“We’re basically trying to create an AI agent to perform actions in a smart way using machine learning, deep neural networks, and reinforcement learning. The goal is to improve on a generalized algorithm to learn anything from data. It’s hard, but if you have the right professor and the right people to talk to, it makes it a lot easier,” Yeung says.
Preparing for Future Students
CC is making every effort to move toward not having to consider a prospective student’s financial situation when deciding admission. This approach is known as “need blind.”
The college has determined that $90 million in additional scholarship support would move CC one-third of the way to achieving that goal. Such resources would make CC accessible for more qualified students, particularly those from lower- and middle-class families. At the same time, it would make CC more competitive among peer institutions vying for prospective students.
Altogether, $80 million in endowed funds would create more than 160 new endowed scholarships, giving the college ability to provide financial aid to 880 students versus the 713 students CC is able to support today. An additional $10 million would provide non-endowed, expendable funds for scholarships.
One way CC is preparing for the financial needs of future students is through the $10 million Endowed Scholarship Challenge 101. An alumnus of Colorado College, who wishes to remain anonymous, set up an endowed scholarship fund through his estate plans and issued a challenge to fellow graduates and friends of CC to join him in establishing 101 new scholarships or enhancing existing scholarships. Donations made through estate plans and gifts through June 30, 2018, are eligible for the challenge, which is anticipated to add $20 million in scholarship funding.
Fifty years after graduating from Colorado College as a Barnes Scholar, Robert Grant ’65 called his alma mater to make a significant commitment to the Otis A. and Margaret T. Barnes Chemistry Scholarship Fund, which was established by Otis Barnes, professor of chemistry, and his wife, Margaret Tyson Barnes ’27. Grant’s call to the college happened to be on the first day of the CC Scholarship Challenge 101.

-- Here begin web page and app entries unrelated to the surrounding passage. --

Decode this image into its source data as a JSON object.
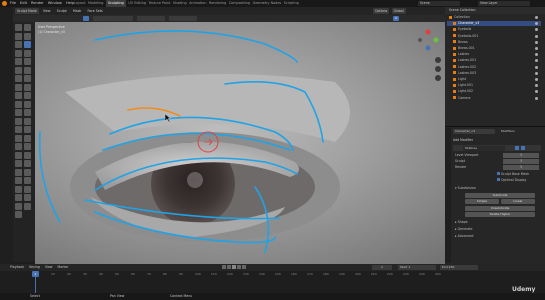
{
  "menu": {
    "items": [
      "File",
      "Edit",
      "Render",
      "Window",
      "Help"
    ],
    "workspaces": [
      "Layout",
      "Modeling",
      "Sculpting",
      "UV Editing",
      "Texture Paint",
      "Shading",
      "Animation",
      "Rendering",
      "Compositing",
      "Geometry Nodes",
      "Scripting"
    ],
    "active_workspace": "Sculpting",
    "scene_label": "Scene",
    "view_layer_label": "View Layer"
  },
  "header": {
    "mode": "Sculpt Mode",
    "menus": [
      "View",
      "Sculpt",
      "Mask",
      "Face Sets"
    ],
    "symmetry_label": "X",
    "right_menus": [
      "Options",
      "Global"
    ]
  },
  "viewport": {
    "view_name": "User Perspective",
    "object_info": "(1) Character_v3"
  },
  "outliner": {
    "title": "Scene Collection",
    "items": [
      {
        "label": "Collection"
      },
      {
        "label": "Character_v3"
      },
      {
        "label": "Eyeballs"
      },
      {
        "label": "Eyeballs.001"
      },
      {
        "label": "Brows"
      },
      {
        "label": "Brows.001"
      },
      {
        "label": "Lashes"
      },
      {
        "label": "Lashes.001"
      },
      {
        "label": "Lashes.002"
      },
      {
        "label": "Lashes.003"
      },
      {
        "label": "Light"
      },
      {
        "label": "Light.001"
      },
      {
        "label": "Light.002"
      },
      {
        "label": "Camera"
      }
    ],
    "selected_index": 1
  },
  "properties": {
    "object_name": "Character_v3",
    "modifier_tab": "Modifiers",
    "add_modifier": "Add Modifier",
    "modifier_name": "Multires",
    "rows": [
      {
        "label": "Level Viewport",
        "value": "3"
      },
      {
        "label": "Sculpt",
        "value": "3"
      },
      {
        "label": "Render",
        "value": "3"
      }
    ],
    "checkbox_sculpt_base": "Sculpt Base Mesh",
    "checkbox_optimal": "Optimal Display",
    "subdivision_label": "Subdivision",
    "buttons": {
      "subdivide": "Subdivide",
      "simple": "Simple",
      "linear": "Linear",
      "unsubdivide": "Unsubdivide",
      "delete_higher": "Delete Higher"
    },
    "sections": [
      "Shape",
      "Generate",
      "Advanced"
    ]
  },
  "timeline": {
    "menus": [
      "Playback",
      "Keying",
      "View",
      "Marker"
    ],
    "current_frame": "1",
    "start_label": "Start",
    "start": "1",
    "end_label": "End",
    "end": "250",
    "ticks": [
      "0",
      "10",
      "20",
      "30",
      "40",
      "50",
      "60",
      "70",
      "80",
      "90",
      "100",
      "110",
      "120",
      "130",
      "140",
      "150",
      "160",
      "170",
      "180",
      "190",
      "200",
      "210",
      "220",
      "230",
      "240",
      "250"
    ]
  },
  "status": {
    "left": "Select",
    "middle": "Pan View",
    "right": "Context Menu"
  },
  "watermark": "Udemy",
  "colors": {
    "accent": "#4772b3",
    "stroke_blue": "#1fa3e6",
    "stroke_orange": "#f08c1e",
    "brush_red": "#e04040"
  }
}
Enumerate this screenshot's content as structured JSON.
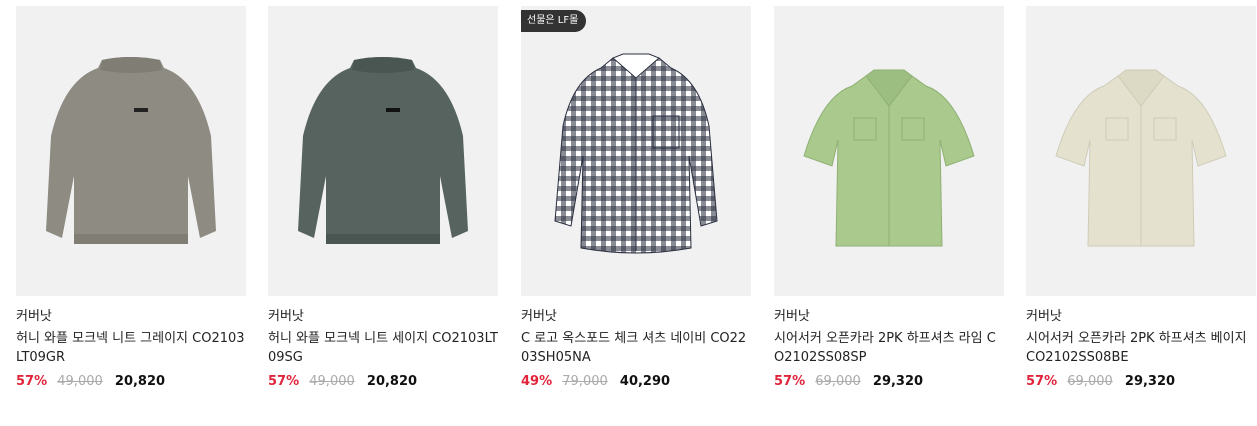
{
  "products": [
    {
      "brand": "커버낫",
      "title": "허니 와플 모크넥 니트 그레이지 CO2103LT09GR",
      "discount": "57%",
      "original_price": "49,000",
      "sale_price": "20,820",
      "badge": "",
      "color": "#8d8b82"
    },
    {
      "brand": "커버낫",
      "title": "허니 와플 모크넥 니트 세이지 CO2103LT09SG",
      "discount": "57%",
      "original_price": "49,000",
      "sale_price": "20,820",
      "badge": "",
      "color": "#56635f"
    },
    {
      "brand": "커버낫",
      "title": "C 로고 옥스포드 체크 셔츠 네이비 CO2203SH05NA",
      "discount": "49%",
      "original_price": "79,000",
      "sale_price": "40,290",
      "badge": "선물은 LF몰",
      "color": "#1e2230"
    },
    {
      "brand": "커버낫",
      "title": "시어서커 오픈카라 2PK 하프셔츠 라임 CO2102SS08SP",
      "discount": "57%",
      "original_price": "69,000",
      "sale_price": "29,320",
      "badge": "",
      "color": "#a9c98d"
    },
    {
      "brand": "커버낫",
      "title": "시어서커 오픈카라 2PK 하프셔츠 베이지 CO2102SS08BE",
      "discount": "57%",
      "original_price": "69,000",
      "sale_price": "29,320",
      "badge": "",
      "color": "#e4e1ce"
    }
  ]
}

“It was purely a coincidence that I called the college on July 1, 2015, but it was great to learn that because of timing and the tremendous generosity of someone else my commitment will be multiplied,” said Grant, whose $200,000 designation will draw another $100,000 for scholarships through the challenge.
Additionally, CC is working to grow its Annual Fund, which provides unrestricted, expendable support for priority projects like scholarships. The Annual Fund is an essential component of CC’s yearly operating budget.
“A strong Annual Fund allows the college to respond quickly to new opportunities or urgent needs. For example, if a student’s financial situation changes, perhaps a parent loses a job, gifts to the Annual Fund could be used to help increase that student’s aid to allow him or her to continue to attend CC,” says Kerry Brooke Steere, director of annual giving.
Steere notes that modest gifts can make a significant difference. In fiscal year 2015, gifts of $250 or less, combined, raised $844,000 for CC — an amount roughly equivalent to financial aid packages for 24 students. And, those gifts had an immediate impact, benefiting students on campus today.
Additional funding will further open the college’s doors to the best and the brightest from all walks of life. The admission of more students with the potential to thrive at CC, regardless of their families’ economic circumstances, will invigorate the entire campus community. By bolstering robust financial aid packages, the college will broaden access to the Block Plan.
DISCOVER MORE ONLINE
To support Colorado College’s efforts to increase scholarships and aid, visit www.coloradocollege.edu/supportscholarships.